Due to this, the Congressional Research Service (CRS) has said that committing a crime cannot constitutionally disqualify a person from serving or running for Congress. The state will also not have a say in whether or not a person is qualified to serve in the House or the Senate. The CRS has stated: "[S]ince a State does not have the authority to add qualifications for federal offices, the fact of conviction, even for a felony offense, could not be used to keep a candidate off of the ballot under State law either as a direct disqualification of convicted felons from holding or being a candidate for office, or as a disqualification of one who is no longer a "qualified elector" in the State. Once a person meets the three constitutional qualifications of age, citizenship, and inhabitancy in the State when elected, that person, if duly elected, is constitutionally "qualified" to serve in Congress, even if a convicted felon."
If a convict is in prison anywhere across the country, that will not be a problem if they are trying to run for federal office. Rep. Matthew Lyon ran for Congress in 1798 from prison and won the election that year. He finished serving out his four-month prison term for "libeling" President John Adams and then took his seat in Congress. Other people in the Congress tried and failed to get Lyon expelled.
At the end of the day, it is up to a House or Senate chamber to figure out whether an elected official is either qualified or not with regards to serving if a challenge has been raised by another member.
When it comes to state-level office, the qualifications are determined by the state's law. For example, in Texas aside a pardon or any other formal "judicial release" from felon status, an individual who has been convicted of a felony cannot run for public office, even though the person may be able to vote. According to staff attorney Ted Bromley, who is with the state's secretary of state office, in Connecticut, a former felon can have the right to vote, run for office and serve in elected office restored, if they have paid all their dues, served out their sentences fully and are not technically on parole.

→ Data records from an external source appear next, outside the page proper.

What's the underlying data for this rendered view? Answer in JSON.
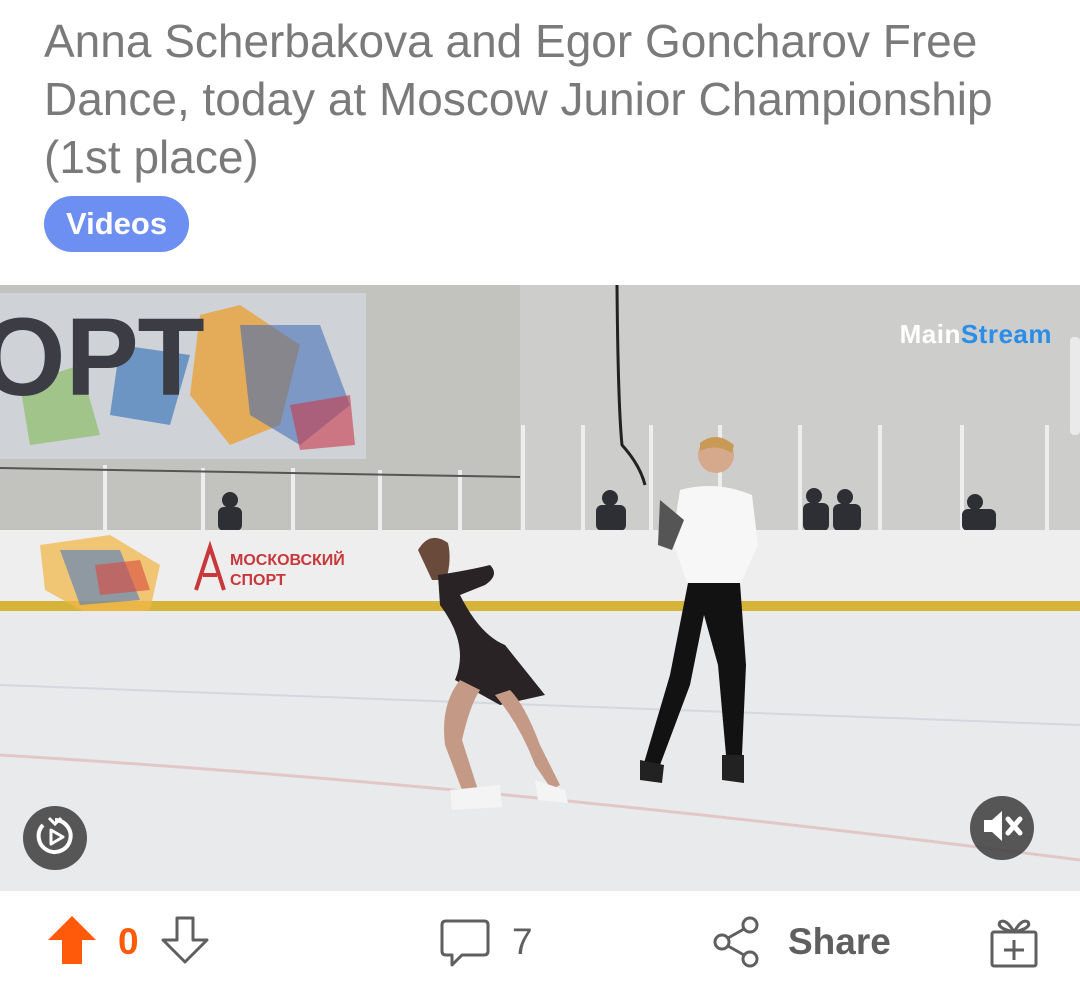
{
  "post": {
    "title": "Anna Scherbakova and Egor Goncharov Free Dance, today at Moscow Junior Championship (1st place)",
    "flair": "Videos"
  },
  "video": {
    "watermark_main": "Main",
    "watermark_stream": "Stream",
    "banner_text": "ОРТ",
    "board_text_1": "МОСКОВСКИЙ",
    "board_text_2": "СПОРТ",
    "muted": true
  },
  "actions": {
    "vote_count": "0",
    "comment_count": "7",
    "share_label": "Share"
  },
  "colors": {
    "title": "#7a7a7a",
    "flair_bg": "#6d8ff2",
    "upvote": "#ff5a0a",
    "icon": "#5f5f5f"
  }
}
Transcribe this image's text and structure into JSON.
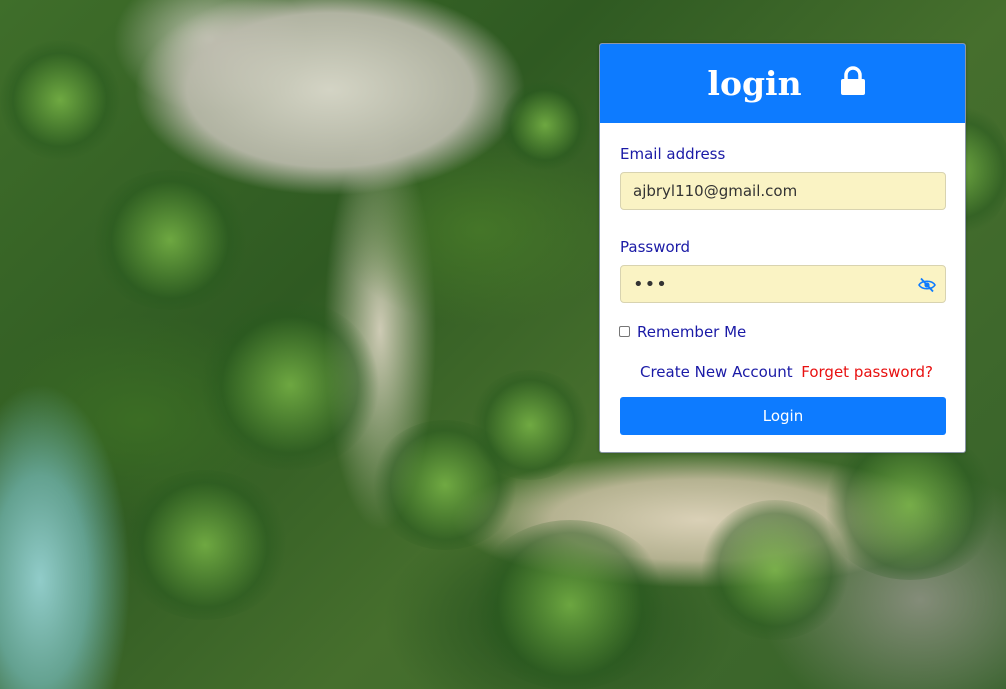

All the states have their own technicalities into whether a felon can run for office or not and this all depends on various factors that each state has put out for the different offices.